56. Adams JD Jr, Klaidman LK. Acrolein-induced oxygen radical formation. Free Radic Biol Med. 1993;15:187-193.
57. Cohen G, Farooqui R, Kesler N. Parkinson disease: a new link between monoamine oxidase and mitochondrial electron flow. Proc Natl Acad Sci U S A. 1997;94:4890-4894
58. Wang H, Fu Y, Zickmund P, et al. Coherent anti-stokes Raman scattering imaging of axonal myelin in live spinal tissues. Biophys J. 2005;89:581-591.
59. Uchida K, Kanematsu M, Morimitsu Y, et al. Acrolein is a product of lipid peroxidation reaction. Formation of free acrolein and its conjugate with lysine residues in oxidized low density lipoproteins. J Biol Chem. 1998;273:16058-16066.
60. Uchida K, Kanematsu M, Sakai K, et al. Protein-bound acrolein: potential markers for oxidative stress. Proc Nat Acad Sci U S A. 1998;95:4882-4887.
61. Burcham PC, Kerr PG, Fontaine F. The antihypertensive hydralazine is an efficient scavenger of acrolein. Redox Rep. 2000;5:47-49.
62. Burcham PC, Kaminskas LM, Fontaine FR, et al. Aldehyde-sequestering drugs: tools for studying protein damage by lipid peroxidation products. Toxicology. 2002;181-182:229-236.
63. Burcham PC, Fontaine FR, Kaminskas LM, et al. Protein adduct-trapping by hydrazinophthalazine drugs: mechanisms of cytoprotection against acrolein-mediated toxicity. Mol Pharmacol. 2004;65:655-664.
64. Kontos HA, Povlishock JT. Oxygen radicals in brain injury. Cent Nerv Syst Trauma. 1986;3:257-263.
65. Halliwell B. Reactive oxygen species and the central nervous system. J Neurochem. 1992;59:1609-1623.
66. Hall ED, Braughler JM. Free radicals in CNS injury. Res Publ Assoc Res Nerv Ment Dis. 1993;71:81-105.

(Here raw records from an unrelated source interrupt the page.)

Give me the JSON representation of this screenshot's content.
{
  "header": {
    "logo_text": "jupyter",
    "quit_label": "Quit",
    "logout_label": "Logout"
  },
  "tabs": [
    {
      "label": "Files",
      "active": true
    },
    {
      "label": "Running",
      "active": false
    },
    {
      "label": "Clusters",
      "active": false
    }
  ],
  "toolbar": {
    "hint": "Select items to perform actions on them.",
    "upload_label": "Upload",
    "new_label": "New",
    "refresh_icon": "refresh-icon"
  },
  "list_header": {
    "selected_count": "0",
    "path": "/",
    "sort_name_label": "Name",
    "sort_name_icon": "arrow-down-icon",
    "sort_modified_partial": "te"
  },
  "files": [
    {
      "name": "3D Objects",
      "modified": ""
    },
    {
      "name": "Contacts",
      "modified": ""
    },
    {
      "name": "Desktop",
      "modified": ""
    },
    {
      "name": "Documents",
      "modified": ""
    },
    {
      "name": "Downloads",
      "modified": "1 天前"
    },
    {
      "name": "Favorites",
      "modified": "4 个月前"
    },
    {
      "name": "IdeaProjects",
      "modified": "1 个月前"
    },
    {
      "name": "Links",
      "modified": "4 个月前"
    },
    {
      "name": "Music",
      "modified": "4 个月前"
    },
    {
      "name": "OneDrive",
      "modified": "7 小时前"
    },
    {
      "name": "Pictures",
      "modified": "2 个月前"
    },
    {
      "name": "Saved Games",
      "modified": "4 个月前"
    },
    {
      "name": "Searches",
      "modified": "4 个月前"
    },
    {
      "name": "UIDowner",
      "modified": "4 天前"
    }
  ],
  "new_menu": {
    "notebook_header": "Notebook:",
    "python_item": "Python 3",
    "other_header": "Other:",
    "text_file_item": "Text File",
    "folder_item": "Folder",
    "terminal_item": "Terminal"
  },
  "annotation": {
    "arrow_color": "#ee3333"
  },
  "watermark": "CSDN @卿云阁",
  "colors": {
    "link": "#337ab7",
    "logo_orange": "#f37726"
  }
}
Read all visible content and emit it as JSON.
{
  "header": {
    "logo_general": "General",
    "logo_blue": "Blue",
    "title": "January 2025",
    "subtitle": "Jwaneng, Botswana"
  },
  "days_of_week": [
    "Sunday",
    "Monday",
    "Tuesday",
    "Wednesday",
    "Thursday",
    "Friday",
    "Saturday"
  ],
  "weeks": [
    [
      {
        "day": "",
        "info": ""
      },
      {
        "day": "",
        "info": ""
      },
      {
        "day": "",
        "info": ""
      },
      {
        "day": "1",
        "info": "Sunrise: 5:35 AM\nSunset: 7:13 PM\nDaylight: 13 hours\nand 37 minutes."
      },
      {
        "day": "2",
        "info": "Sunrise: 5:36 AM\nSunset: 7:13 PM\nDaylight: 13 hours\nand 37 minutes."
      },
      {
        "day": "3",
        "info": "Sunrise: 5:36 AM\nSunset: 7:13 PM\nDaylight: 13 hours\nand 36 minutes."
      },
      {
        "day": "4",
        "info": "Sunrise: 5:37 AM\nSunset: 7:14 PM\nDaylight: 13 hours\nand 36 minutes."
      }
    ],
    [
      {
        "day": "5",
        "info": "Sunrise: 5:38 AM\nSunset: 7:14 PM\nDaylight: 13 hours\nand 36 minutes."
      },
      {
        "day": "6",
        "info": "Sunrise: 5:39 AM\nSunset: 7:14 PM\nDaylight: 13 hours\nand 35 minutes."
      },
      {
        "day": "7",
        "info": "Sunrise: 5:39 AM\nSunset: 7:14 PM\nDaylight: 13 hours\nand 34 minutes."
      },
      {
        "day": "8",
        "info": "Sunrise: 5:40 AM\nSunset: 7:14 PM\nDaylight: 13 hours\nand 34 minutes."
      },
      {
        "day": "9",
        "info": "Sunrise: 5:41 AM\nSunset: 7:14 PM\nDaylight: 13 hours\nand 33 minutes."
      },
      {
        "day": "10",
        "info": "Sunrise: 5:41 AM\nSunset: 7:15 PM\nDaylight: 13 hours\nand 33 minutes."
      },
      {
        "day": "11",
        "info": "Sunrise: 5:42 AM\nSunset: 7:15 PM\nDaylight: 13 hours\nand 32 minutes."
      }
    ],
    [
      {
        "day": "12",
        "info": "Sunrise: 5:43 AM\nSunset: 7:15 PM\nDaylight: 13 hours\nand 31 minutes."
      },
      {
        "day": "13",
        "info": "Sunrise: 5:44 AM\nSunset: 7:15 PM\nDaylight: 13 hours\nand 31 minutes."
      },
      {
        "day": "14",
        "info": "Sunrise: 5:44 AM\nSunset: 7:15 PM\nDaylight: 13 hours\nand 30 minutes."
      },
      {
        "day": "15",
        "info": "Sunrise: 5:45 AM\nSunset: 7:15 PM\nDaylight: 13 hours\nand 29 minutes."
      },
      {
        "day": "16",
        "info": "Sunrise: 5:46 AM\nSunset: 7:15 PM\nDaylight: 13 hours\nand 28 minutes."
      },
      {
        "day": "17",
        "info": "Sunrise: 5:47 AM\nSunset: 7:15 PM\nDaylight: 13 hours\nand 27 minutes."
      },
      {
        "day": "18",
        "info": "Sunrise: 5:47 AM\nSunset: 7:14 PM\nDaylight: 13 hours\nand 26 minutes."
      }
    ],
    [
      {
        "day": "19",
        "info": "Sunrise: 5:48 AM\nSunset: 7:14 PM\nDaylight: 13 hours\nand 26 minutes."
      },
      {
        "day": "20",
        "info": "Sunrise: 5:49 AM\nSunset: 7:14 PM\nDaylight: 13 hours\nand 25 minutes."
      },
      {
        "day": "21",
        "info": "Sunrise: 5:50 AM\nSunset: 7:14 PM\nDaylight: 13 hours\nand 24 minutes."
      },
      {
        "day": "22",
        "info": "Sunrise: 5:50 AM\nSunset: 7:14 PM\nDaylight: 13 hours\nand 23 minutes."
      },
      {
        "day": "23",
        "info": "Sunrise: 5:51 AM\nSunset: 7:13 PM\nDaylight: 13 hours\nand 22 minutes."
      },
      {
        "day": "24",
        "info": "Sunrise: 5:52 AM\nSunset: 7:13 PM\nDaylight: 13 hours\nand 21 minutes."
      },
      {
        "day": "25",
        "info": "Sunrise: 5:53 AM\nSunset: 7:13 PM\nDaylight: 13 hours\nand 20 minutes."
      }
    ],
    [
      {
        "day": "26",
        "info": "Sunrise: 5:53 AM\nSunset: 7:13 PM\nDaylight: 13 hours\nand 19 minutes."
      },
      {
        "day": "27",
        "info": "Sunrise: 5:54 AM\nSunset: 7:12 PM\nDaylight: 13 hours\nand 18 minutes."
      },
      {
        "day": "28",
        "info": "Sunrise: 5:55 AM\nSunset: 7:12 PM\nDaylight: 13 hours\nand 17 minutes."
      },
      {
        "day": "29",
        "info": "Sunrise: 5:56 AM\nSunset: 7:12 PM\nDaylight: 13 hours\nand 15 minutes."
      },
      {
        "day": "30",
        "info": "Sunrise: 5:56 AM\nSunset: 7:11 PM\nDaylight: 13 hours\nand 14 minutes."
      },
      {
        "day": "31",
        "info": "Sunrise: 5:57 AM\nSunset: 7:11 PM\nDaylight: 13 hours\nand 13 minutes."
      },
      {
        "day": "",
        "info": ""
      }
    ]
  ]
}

67. Halliwell B. Role of free radicals in the neurodegenerative diseases: therapeutic implications for antioxidant treatment. Drugs Aging. 2001;18:685-716.